What was in Kazan’s mind? The Internal Security Act of 1950 prohibited entry or settlement of immigrants—like Kazan—who were or had been Communists. Panic in the Streets was released to excellent reviews, albeit not from the Daily Worker, which deemed the director’s “neo-realist” use of locations and actors to be ersatz and his movie’s premise a “mighty cheap” gimmick. The reviewer could hardly miss the movie’s coincidental illustration of Attorney General J. Howard McGrath’s recent warning that in America Communists were “everywhere—in factories, offices, butcher stores, on street corners, in private businesses. And each carries in himself the germ of death for society.”
Although our president was initially paralyzed, perhaps by his own pathological fear of contagion, and thus denied the seriousness—if not the reality—of coronavirus, Panic in the Street’s open xenophobia might provide him with a useful model.
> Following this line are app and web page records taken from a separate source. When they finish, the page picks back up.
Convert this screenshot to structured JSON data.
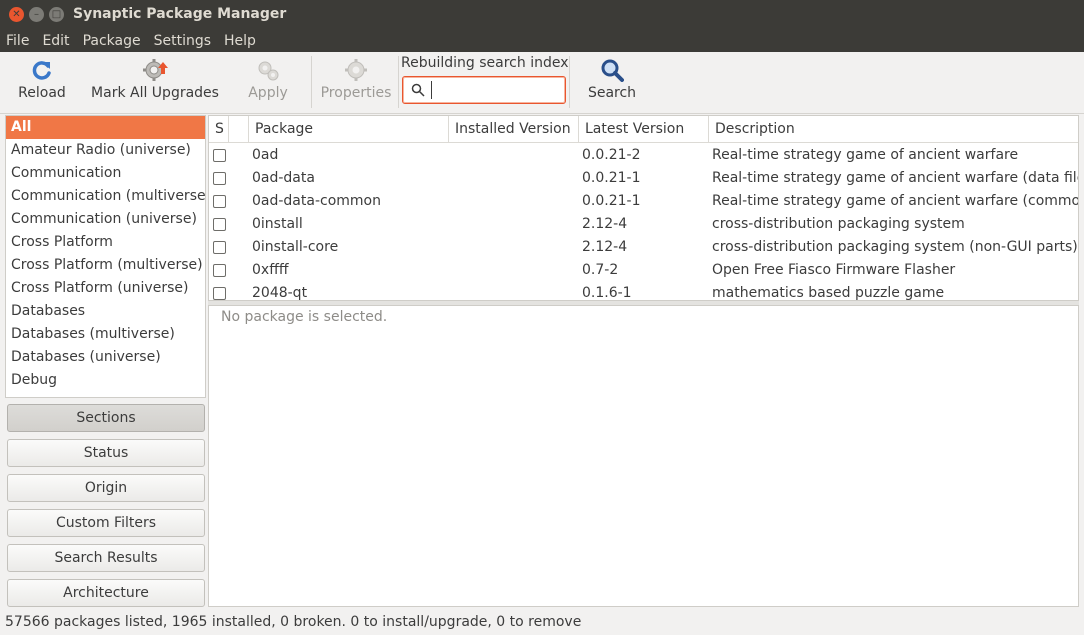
{
  "window": {
    "title": "Synaptic Package Manager"
  },
  "menu": [
    "File",
    "Edit",
    "Package",
    "Settings",
    "Help"
  ],
  "toolbar": {
    "reload_label": "Reload",
    "mark_all_upgrades_label": "Mark All Upgrades",
    "apply_label": "Apply",
    "properties_label": "Properties",
    "search_caption": "Rebuilding search index",
    "search_value": "",
    "search_label": "Search"
  },
  "categories": [
    "All",
    "Amateur Radio (universe)",
    "Communication",
    "Communication (multiverse)",
    "Communication (universe)",
    "Cross Platform",
    "Cross Platform (multiverse)",
    "Cross Platform (universe)",
    "Databases",
    "Databases (multiverse)",
    "Databases (universe)",
    "Debug"
  ],
  "filters": [
    "Sections",
    "Status",
    "Origin",
    "Custom Filters",
    "Search Results",
    "Architecture"
  ],
  "table": {
    "columns": [
      "S",
      "Package",
      "Installed Version",
      "Latest Version",
      "Description"
    ],
    "rows": [
      {
        "package": "0ad",
        "installed": "",
        "latest": "0.0.21-2",
        "description": "Real-time strategy game of ancient warfare"
      },
      {
        "package": "0ad-data",
        "installed": "",
        "latest": "0.0.21-1",
        "description": "Real-time strategy game of ancient warfare (data files"
      },
      {
        "package": "0ad-data-common",
        "installed": "",
        "latest": "0.0.21-1",
        "description": "Real-time strategy game of ancient warfare (common"
      },
      {
        "package": "0install",
        "installed": "",
        "latest": "2.12-4",
        "description": "cross-distribution packaging system"
      },
      {
        "package": "0install-core",
        "installed": "",
        "latest": "2.12-4",
        "description": "cross-distribution packaging system (non-GUI parts)"
      },
      {
        "package": "0xffff",
        "installed": "",
        "latest": "0.7-2",
        "description": "Open Free Fiasco Firmware Flasher"
      },
      {
        "package": "2048-qt",
        "installed": "",
        "latest": "0.1.6-1",
        "description": "mathematics based puzzle game"
      }
    ]
  },
  "detail": {
    "message": "No package is selected."
  },
  "status": "57566 packages listed, 1965 installed, 0 broken. 0 to install/upgrade, 0 to remove",
  "colors": {
    "accent": "#f07746",
    "titlebar": "#3c3b37"
  }
}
It might yet. In the meantime, The Plague furnishes an appropriately absurd scenario for Trump and his audience, which is to say, us: somehow Oran’s municipal opera house is given license for weekly performances of Gluck’s Orpheus and Eurydice. In, what for me is the novel’s tragicomic highpoint, Camus describes a performance—just as Eurydice is taken back to Hades, the actor playing Orpheus “chooses this moment to stagger grotesquely to the footlights, his arms and legs splayed out” and, refusing to act in bad faith, collapses on stage in the manner of a plague victim.
The orchestra stops playing. The audience rises and slowly begins to exit (“like worshippers leaving church when the service ends”) then, seized with panic, stampedes for the doors, “pouring out into the street in a confused mass.” This hasn’t yet happened in Mar-a-Lago, but Iran got a taste when Iraj Harirchi, the head of the government task force on the coronavirus, began showing symptoms on TV. In the theater of our mediated lives, our hitherto diffident president’s televised admission that he has taken the test for COVID-19 is the first instance of such authenticity. Trump claimed to have tested negative. In future weeks, however, we may well notice his septuagenarian political rivals coughing into their elbows, if not seeking tests.
As states have begun postponing or canceling their primary elections, it’s only a matter of time before Trump fully realizes that his worst nightmare is a blessing in disguise. Quarantine may be an existential condition in The Plague, but it is a practical weapon in Panic. The movie’s key moment comes when Dr. Reed’s wife gives him justification to take the law into his own hands: “If there’s a plague here, you’re the most important man in town…” He is the leader. No one need vote, no election required.
J. Hoberman is the former senior film critic for the Village Voice and the author, most recently, of Make My Day: Movie Culture in the Age of Reagan.